"We see him as real versatile guy," said Licht of Hainsey. "We'll see how it goes when we get him in here. He played right tackle, three-year starter at Notre Dame, and really held his own. [He] was a very consistent player there. It's not that we don't think he can't play right tackle, but we do think he has a big upside at guard or center, which he played at the Senior Bowl and kind of caught our attention - just the versatility aspect. He's going to be a guy that we can hopefully plug in a four positions; be a four-spot guy at some point."
The Bucs started their third day of drafting by trading up in the fourth round, sending a sixth-round compensatory pick to Seattle to make an eight-spot jump before landing Darden. The Bucs spent much of the weekend snagging players from the nation's biggest programs but also mixed in the first player taken out of North Texas in 17 years. Darden could be the first North Texas player to suit up for Tampa Bay since defensive end Reggie Lewis and safety Beasley Reece in the early '80s, when the school was known as North Texas State.
Darden is undersized but possesses impressive speed and elusiveness in his run-after-the-catch (RAC), and that's not all the Bucs liked about his tape.
"He's got great hands," said Licht. "That's one of the things when we were watching him with Bruce - he loves the hands, loves the ability to track the ball and catch the ball away from his body. He has just great quickness. He's very fast but he's actually quicker than fast. He can really put his foot in the ground and explode out of his breaks. He's got great RAC and then we also think he has a chance to be a very good returner."
Britt has a similar opportunity to the one facing Trask, as he can learn from entrenched starters Lavonte David and Devin White while potentially working to become a starter in a few years.
"We love the way that he plays, as well," said Licht. "He plays with a lot of passion, he's a big thumper, he's an Alpha, he's a leader. He's the man there. Anybody you talk to at Auburn, that's the first thing they'll say: 'He's the man here.' We're very excited about him, like we are about all our picks today."

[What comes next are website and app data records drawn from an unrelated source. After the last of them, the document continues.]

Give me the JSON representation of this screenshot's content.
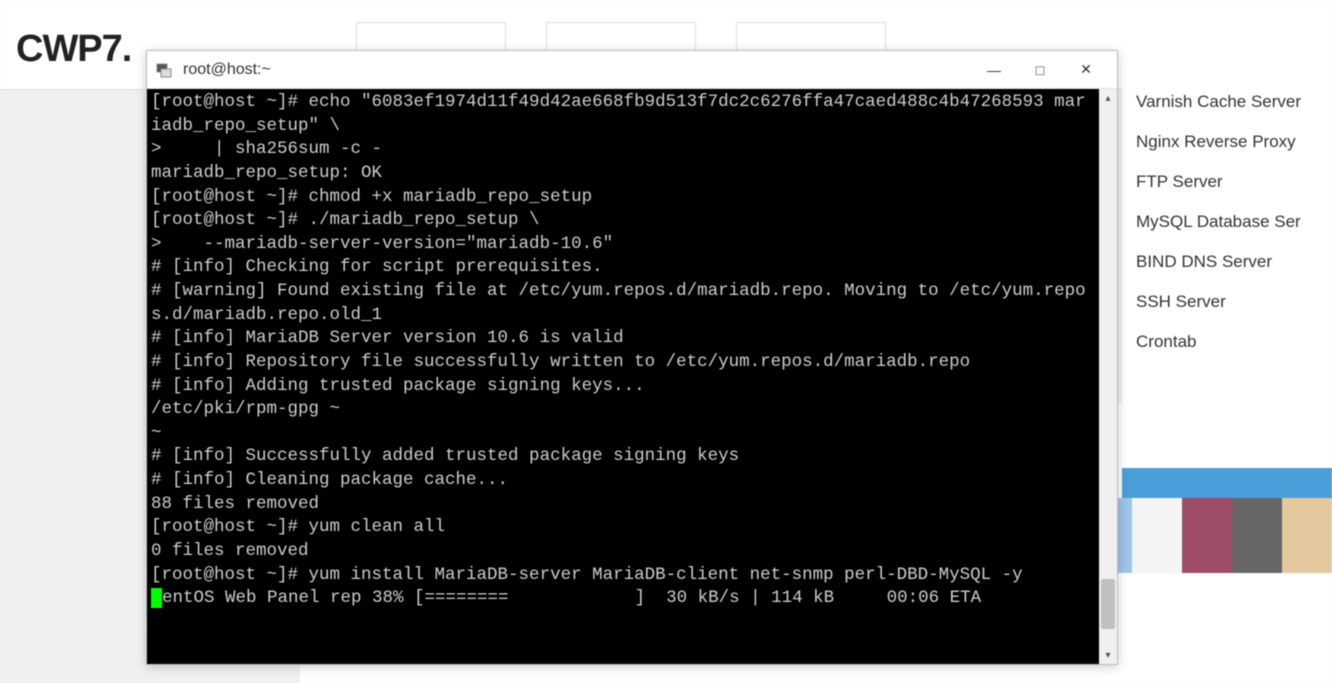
{
  "page": {
    "logo": "CWP7."
  },
  "terminal": {
    "title": "root@host:~",
    "lines": [
      "[root@host ~]# echo \"6083ef1974d11f49d42ae668fb9d513f7dc2c6276ffa47caed488c4b47268593 mariadb_repo_setup\" \\",
      ">     | sha256sum -c -",
      "mariadb_repo_setup: OK",
      "[root@host ~]# chmod +x mariadb_repo_setup",
      "[root@host ~]# ./mariadb_repo_setup \\",
      ">    --mariadb-server-version=\"mariadb-10.6\"",
      "# [info] Checking for script prerequisites.",
      "# [warning] Found existing file at /etc/yum.repos.d/mariadb.repo. Moving to /etc/yum.repos.d/mariadb.repo.old_1",
      "# [info] MariaDB Server version 10.6 is valid",
      "# [info] Repository file successfully written to /etc/yum.repos.d/mariadb.repo",
      "# [info] Adding trusted package signing keys...",
      "/etc/pki/rpm-gpg ~",
      "~",
      "# [info] Successfully added trusted package signing keys",
      "# [info] Cleaning package cache...",
      "88 files removed",
      "[root@host ~]# yum clean all",
      "0 files removed",
      "[root@host ~]# yum install MariaDB-server MariaDB-client net-snmp perl-DBD-MySQL -y"
    ],
    "progress_line": "CentOS Web Panel rep 38% [========            ]  30 kB/s | 114 kB     00:06 ETA"
  },
  "sidebar": {
    "items": [
      "Varnish Cache Server",
      "Nginx Reverse Proxy",
      "FTP Server",
      "MySQL Database Ser",
      "BIND DNS Server",
      "SSH Server",
      "Crontab"
    ]
  },
  "colors": {
    "squares": [
      "#9fc4e8",
      "#f4f4f4",
      "#9f4c66",
      "#666666",
      "#e6c89f"
    ]
  },
  "window_controls": {
    "minimize": "—",
    "maximize": "□",
    "close": "✕"
  }
}
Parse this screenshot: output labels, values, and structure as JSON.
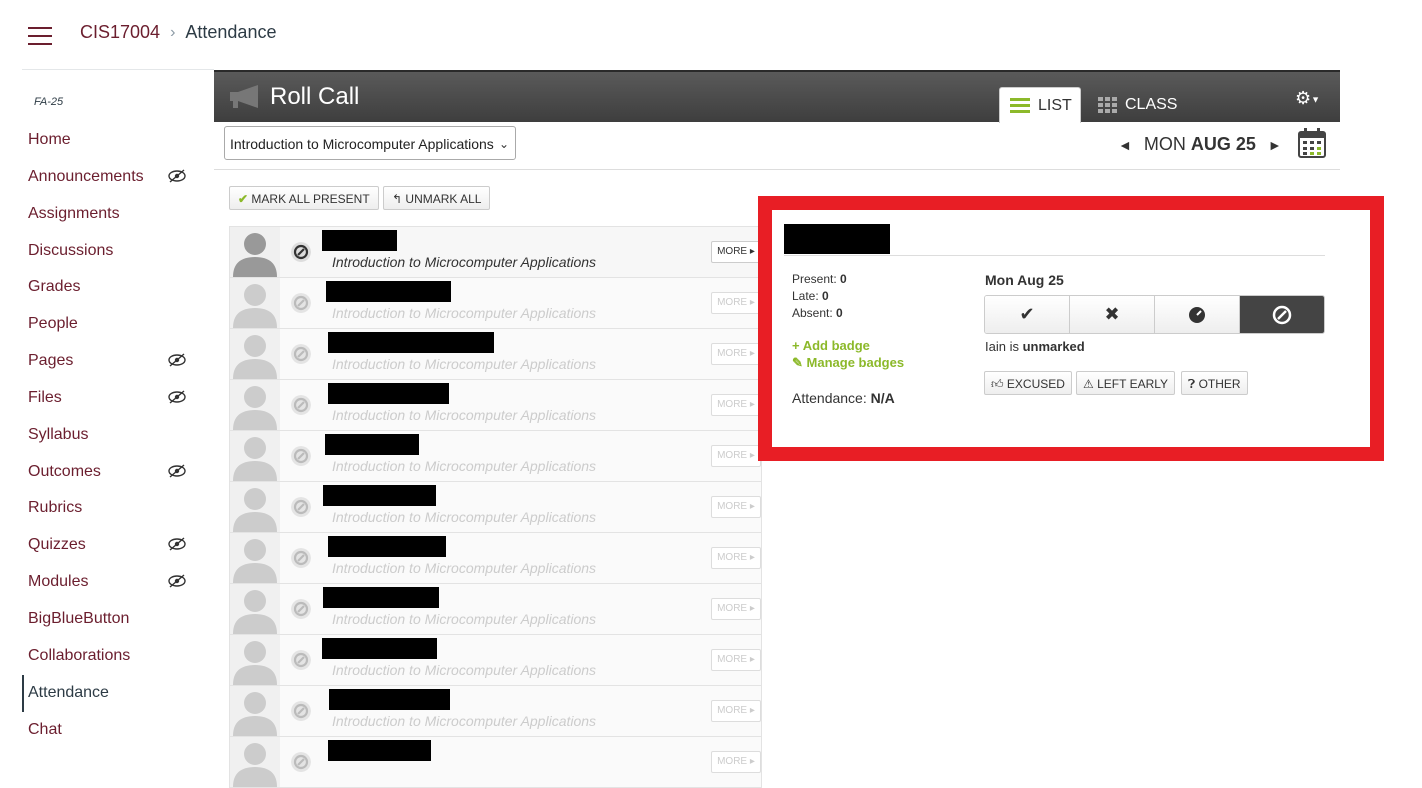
{
  "breadcrumb": {
    "course": "CIS17004",
    "page": "Attendance"
  },
  "sidebar": {
    "term": "FA-25",
    "items": [
      {
        "label": "Home",
        "hidden": false
      },
      {
        "label": "Announcements",
        "hidden": true
      },
      {
        "label": "Assignments",
        "hidden": false
      },
      {
        "label": "Discussions",
        "hidden": false
      },
      {
        "label": "Grades",
        "hidden": false
      },
      {
        "label": "People",
        "hidden": false
      },
      {
        "label": "Pages",
        "hidden": true
      },
      {
        "label": "Files",
        "hidden": true
      },
      {
        "label": "Syllabus",
        "hidden": false
      },
      {
        "label": "Outcomes",
        "hidden": true
      },
      {
        "label": "Rubrics",
        "hidden": false
      },
      {
        "label": "Quizzes",
        "hidden": true
      },
      {
        "label": "Modules",
        "hidden": true
      },
      {
        "label": "BigBlueButton",
        "hidden": false
      },
      {
        "label": "Collaborations",
        "hidden": false
      },
      {
        "label": "Attendance",
        "hidden": false,
        "active": true
      },
      {
        "label": "Chat",
        "hidden": false
      }
    ]
  },
  "rollcall": {
    "title": "Roll Call",
    "tabs": {
      "list": "LIST",
      "class": "CLASS"
    },
    "section_select": "Introduction to Microcomputer Applications",
    "date_prefix": "MON",
    "date_bold": "AUG 25",
    "mark_all_present": "MARK ALL PRESENT",
    "unmark_all": "UNMARK ALL",
    "more_label": "MORE ▸"
  },
  "students": [
    {
      "course": "Introduction to Microcomputer Applications",
      "active": true
    },
    {
      "course": "Introduction to Microcomputer Applications"
    },
    {
      "course": "Introduction to Microcomputer Applications"
    },
    {
      "course": "Introduction to Microcomputer Applications"
    },
    {
      "course": "Introduction to Microcomputer Applications"
    },
    {
      "course": "Introduction to Microcomputer Applications"
    },
    {
      "course": "Introduction to Microcomputer Applications"
    },
    {
      "course": "Introduction to Microcomputer Applications"
    },
    {
      "course": "Introduction to Microcomputer Applications"
    },
    {
      "course": "Introduction to Microcomputer Applications"
    },
    {
      "course": ""
    }
  ],
  "detail": {
    "present_label": "Present:",
    "present": "0",
    "late_label": "Late:",
    "late": "0",
    "absent_label": "Absent:",
    "absent": "0",
    "add_badge": "+ Add badge",
    "manage_badges": "Manage badges",
    "attendance_label": "Attendance:",
    "attendance": "N/A",
    "date": "Mon Aug 25",
    "status_prefix": "Iain is",
    "status": "unmarked",
    "excused": "EXCUSED",
    "left_early": "LEFT EARLY",
    "other": "OTHER"
  },
  "colors": {
    "accent": "#6b1e2e",
    "highlight": "#e81e25",
    "badge_green": "#8cb92a"
  }
}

The Buccaneers had two of the last nine picks of the draft and used them on a pair of defenders who, as noted above, could be special teams contributors right away. Wilcox came off the board at pick number 251 while Stuard had the unusual honor of being named Mr. Irrelevant, long the unofficial and well-meaning title given to the last player selected.
The 6-2, 198-pound Wilcox has the frame the Buccaneers look for in a cornerback and ran a 4.31 40-yard dash at his Pro Day. While that combination obviously profiles as a good special teams candidate the Bucs also believe he could eventually help on defense.

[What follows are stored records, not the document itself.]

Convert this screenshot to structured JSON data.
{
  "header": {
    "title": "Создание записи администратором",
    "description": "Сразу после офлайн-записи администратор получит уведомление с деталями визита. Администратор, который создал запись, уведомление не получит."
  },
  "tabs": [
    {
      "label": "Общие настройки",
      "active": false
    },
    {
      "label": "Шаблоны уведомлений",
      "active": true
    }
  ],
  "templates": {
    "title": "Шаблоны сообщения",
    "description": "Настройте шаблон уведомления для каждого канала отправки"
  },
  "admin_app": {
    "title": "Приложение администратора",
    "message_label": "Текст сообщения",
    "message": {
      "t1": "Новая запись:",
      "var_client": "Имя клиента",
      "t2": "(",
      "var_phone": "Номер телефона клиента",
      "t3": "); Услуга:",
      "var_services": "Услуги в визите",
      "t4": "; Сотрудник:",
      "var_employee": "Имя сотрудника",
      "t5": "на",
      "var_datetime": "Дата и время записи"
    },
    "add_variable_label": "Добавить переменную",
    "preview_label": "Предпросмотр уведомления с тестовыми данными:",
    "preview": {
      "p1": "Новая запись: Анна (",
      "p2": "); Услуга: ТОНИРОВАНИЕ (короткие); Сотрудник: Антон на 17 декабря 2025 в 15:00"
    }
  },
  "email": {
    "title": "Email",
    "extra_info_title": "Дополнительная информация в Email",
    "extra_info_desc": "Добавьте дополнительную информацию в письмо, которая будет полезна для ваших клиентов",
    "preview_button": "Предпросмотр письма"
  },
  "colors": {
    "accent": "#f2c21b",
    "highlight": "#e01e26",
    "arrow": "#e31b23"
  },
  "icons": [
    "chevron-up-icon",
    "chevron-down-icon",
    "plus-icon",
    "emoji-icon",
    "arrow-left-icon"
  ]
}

"We definitely see some ability there as a gunner," said Licht. "We liked him as a corner because of his length and his speed. He fits the profile of the guys that we have here. Our guys are long, have long arms and can run. He's going to fit right in with them. He can learn from them and hopefully develop into a good player."
Finally, the 259th pick brought in Stuard, who made Licht think of another player who made a very long career in the NFL out of excelling in the third phase of the game.
"We love the way he plays," said Licht. "We think he's fast, we think he's very physical and very tough. He reminds me of - this is going way back - I was with the Dolphins when we signed Larry Izzo out of Rice as an undersized linebacker with a huge heart. He ended up making a great career as a special teams linebacker. Not to say that we don't think Grant has a chance to play linebacker ... but we think he has a chance to really excel as a special teams ace."